A study by a UO psychologist confirms what has long been suspected: There is biology behind the adolescent’s drive to self-evaluate at puberty.
A specific region of the brain is in play when children consider their identity and social status as they move into adolescence, the often-turbulent time of reaching puberty and entering middle school, psychology professor Jennifer Pfeifer said. She is director of the department's Developmental Social Neuroscience Lab.
In a study of 27 neurologically typical children who underwent functional magnetic resonance imaging (fMRI) at ages 10 and 13, activity in the brain's ventromedial prefrontal cortex increased dramatically when the subjects responded to questions about how they view themselves.
The findings, published in the April 24 issue of the Journal of Neuroscience, confirm previous findings that specific brain networks support self-evaluations in the growing brain, but, more importantly, provide evidence that basic biology may well drive some of these changes, Pfeifer said.
"This is a longitudinal fMRI study, which is still relatively uncommon," Pfeifer said. "It suggests a link between neural responses during self-evaluative processing in the social domain, and pubertal development. This provides a rare piece of empirical evidence in humans, rather than animal models, that supports the common theory that adolescents are biologically driven to go through a social reorientation."
Participants were scanned for about seven minutes at each visit. They responded to a series of attributes tied to social or academic domains -- social ones such as "I am popular" or "I wish I had more friends" and academic ones such as "I like to read just for fun" or "Writing is so boring." Social and academic evaluations were made about both the self and a familiar fictional character, Harry Potter.
In previous research, Pfeifer had found that a more dorsal region of the medial prefrontal cortex was more responsive in 10-year-old children during self-evaluations, when they were compared to adults. The new study, she said, provides a more detailed picture of how the brain supports self-development by looking at change within individuals.
The fMRI analyses found it was primarily the social self-evaluations that triggered significant increases over time in blood-oxygen levels, which fMRI detects, in the ventral medial prefrontal cortex.
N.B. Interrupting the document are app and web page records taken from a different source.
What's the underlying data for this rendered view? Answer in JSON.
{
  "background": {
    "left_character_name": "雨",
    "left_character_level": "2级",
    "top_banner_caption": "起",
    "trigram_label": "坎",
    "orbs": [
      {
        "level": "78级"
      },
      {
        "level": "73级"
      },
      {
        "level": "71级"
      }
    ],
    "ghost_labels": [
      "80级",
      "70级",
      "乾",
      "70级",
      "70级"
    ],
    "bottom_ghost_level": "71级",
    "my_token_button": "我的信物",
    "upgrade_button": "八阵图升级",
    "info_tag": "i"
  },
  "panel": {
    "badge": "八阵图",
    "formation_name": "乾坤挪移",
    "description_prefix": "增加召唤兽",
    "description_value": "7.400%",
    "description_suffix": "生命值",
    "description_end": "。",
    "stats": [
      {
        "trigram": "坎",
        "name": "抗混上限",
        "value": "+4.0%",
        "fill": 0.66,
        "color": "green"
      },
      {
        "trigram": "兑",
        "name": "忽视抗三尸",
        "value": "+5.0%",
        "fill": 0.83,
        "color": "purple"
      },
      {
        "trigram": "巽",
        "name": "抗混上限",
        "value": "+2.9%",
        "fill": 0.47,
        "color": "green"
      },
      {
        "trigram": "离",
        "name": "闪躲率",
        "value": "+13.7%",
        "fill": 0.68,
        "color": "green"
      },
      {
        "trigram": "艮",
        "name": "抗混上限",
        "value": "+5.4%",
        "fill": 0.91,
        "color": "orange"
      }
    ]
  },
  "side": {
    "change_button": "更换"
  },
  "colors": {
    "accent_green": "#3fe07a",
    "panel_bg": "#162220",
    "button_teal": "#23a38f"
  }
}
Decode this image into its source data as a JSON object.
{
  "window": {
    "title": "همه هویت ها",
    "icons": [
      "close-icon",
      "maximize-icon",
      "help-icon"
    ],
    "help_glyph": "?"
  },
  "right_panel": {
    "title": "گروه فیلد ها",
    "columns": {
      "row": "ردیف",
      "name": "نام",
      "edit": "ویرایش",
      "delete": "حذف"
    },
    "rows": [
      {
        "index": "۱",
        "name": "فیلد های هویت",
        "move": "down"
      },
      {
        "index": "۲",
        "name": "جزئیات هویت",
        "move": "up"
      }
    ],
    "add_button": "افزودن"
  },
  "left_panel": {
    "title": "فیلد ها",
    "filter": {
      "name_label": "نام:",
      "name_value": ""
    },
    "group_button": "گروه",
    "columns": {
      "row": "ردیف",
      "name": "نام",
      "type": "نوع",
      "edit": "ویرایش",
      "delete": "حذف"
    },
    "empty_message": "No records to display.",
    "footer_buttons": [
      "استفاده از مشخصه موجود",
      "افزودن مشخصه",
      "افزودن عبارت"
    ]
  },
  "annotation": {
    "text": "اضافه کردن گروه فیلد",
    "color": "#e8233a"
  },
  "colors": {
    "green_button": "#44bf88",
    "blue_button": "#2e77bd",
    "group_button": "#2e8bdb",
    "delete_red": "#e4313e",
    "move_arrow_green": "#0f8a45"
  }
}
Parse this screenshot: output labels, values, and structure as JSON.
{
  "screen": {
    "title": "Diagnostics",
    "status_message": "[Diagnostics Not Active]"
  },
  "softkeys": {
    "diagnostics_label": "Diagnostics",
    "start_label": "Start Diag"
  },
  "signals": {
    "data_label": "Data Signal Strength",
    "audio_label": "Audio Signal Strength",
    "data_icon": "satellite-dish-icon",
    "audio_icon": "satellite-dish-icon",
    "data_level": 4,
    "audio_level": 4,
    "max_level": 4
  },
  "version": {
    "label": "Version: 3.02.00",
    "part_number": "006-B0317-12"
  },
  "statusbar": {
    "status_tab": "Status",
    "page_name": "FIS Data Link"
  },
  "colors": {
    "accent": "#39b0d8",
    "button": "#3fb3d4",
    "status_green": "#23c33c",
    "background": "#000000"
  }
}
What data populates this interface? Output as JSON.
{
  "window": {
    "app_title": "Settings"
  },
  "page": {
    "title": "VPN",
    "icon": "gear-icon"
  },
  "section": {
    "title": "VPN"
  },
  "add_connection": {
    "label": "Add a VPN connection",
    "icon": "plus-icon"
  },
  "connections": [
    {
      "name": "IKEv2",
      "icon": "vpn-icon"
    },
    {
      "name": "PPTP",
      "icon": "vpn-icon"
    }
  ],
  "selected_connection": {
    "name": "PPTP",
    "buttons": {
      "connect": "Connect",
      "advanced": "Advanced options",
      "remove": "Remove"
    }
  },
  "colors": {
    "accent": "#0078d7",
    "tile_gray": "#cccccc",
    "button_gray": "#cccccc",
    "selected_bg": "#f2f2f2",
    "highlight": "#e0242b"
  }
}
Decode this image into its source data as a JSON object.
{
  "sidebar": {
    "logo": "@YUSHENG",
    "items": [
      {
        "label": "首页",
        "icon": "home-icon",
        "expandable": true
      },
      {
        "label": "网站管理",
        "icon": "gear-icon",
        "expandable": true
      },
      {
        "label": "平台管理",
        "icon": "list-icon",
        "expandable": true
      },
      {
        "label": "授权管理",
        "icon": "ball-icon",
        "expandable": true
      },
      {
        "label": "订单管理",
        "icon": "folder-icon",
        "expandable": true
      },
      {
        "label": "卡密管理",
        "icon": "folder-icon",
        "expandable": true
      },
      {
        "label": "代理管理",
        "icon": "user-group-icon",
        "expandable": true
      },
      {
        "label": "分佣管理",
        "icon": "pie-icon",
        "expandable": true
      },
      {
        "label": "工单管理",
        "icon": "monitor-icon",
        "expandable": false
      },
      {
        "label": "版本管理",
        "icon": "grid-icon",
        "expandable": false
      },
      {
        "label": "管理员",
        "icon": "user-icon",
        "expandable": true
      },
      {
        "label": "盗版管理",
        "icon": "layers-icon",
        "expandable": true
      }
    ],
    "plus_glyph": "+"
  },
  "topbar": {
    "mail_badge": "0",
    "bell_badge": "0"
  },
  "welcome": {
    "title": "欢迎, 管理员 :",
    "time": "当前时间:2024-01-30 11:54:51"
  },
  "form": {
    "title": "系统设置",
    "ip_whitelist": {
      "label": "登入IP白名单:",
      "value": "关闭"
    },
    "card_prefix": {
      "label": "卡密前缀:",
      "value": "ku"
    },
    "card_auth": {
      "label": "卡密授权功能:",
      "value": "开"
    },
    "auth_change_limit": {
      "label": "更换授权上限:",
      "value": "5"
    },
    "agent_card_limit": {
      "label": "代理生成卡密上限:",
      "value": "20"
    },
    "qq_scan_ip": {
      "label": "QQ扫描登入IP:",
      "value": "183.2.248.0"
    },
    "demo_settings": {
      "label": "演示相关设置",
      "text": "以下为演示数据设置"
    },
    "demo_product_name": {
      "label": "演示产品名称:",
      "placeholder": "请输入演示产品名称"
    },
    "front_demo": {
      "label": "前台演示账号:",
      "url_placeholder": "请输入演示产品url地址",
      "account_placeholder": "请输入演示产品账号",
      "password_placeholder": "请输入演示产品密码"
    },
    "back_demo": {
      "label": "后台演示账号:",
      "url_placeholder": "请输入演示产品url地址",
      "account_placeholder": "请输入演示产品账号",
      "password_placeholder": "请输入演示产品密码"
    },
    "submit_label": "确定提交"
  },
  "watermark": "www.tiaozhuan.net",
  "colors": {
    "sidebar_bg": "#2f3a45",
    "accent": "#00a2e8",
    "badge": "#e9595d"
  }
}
Additionally, these increases were strongest in children who experienced the most pubertal development over the three-year study period, for both girls and boys. Increases during academic self-evaluations were at best marginal. Whole-brain analyses found no other areas of the brain had significant increases or decreases in activity related to pubertal development.
"Neural changes in the social domain were more robust," Pfeifer said. "Increased responses in this one region of the brain from age 10 to 13 were very evident in social self-evaluations, but not academic ones. This pattern is consistent with the enormous importance that most children entering adolescence place on their peer relationships and social status, compared to the relatively diminished value often associated with academics during this transition."
In youth with autism spectrum disorders, this specialized response in ventral medial prefrontal cortex is missing, she added, citing a paper she co-authored in the February 2013 issue of the Journal of Autism and Developmental Disorders and a complementary study led by Michael Lombardo, University of Cambridge, in the February 2010 issue of the journal Brain. The absence of this typical effect, Pfeifer said, might be related to the challenges these individuals often face in both self-understanding and social relations.
Co-authors with Pfeifer on the new study in the Journal of Neuroscience were: UO psychology graduate students Lauren Kahn, Junaid Merchant and Shannon Peake; Kim Veroude, a visiting researcher and graduate student from VU University Amsterdam, The Netherlands; Carrie Masten of Vanderbilt University in Tennessee; Matthew D. Lieberman of the University of California, Los Angeles; John Mazziotta, director of the Ahmanson-Lovelace Brain Mapping Center; and Mirella Dapretto of the Ahmanson-Lovelace Brain Mapping Center and UCLA Center for Culture, Brain & Development.
- by Jim Barlow, UO Office of Strategic Communications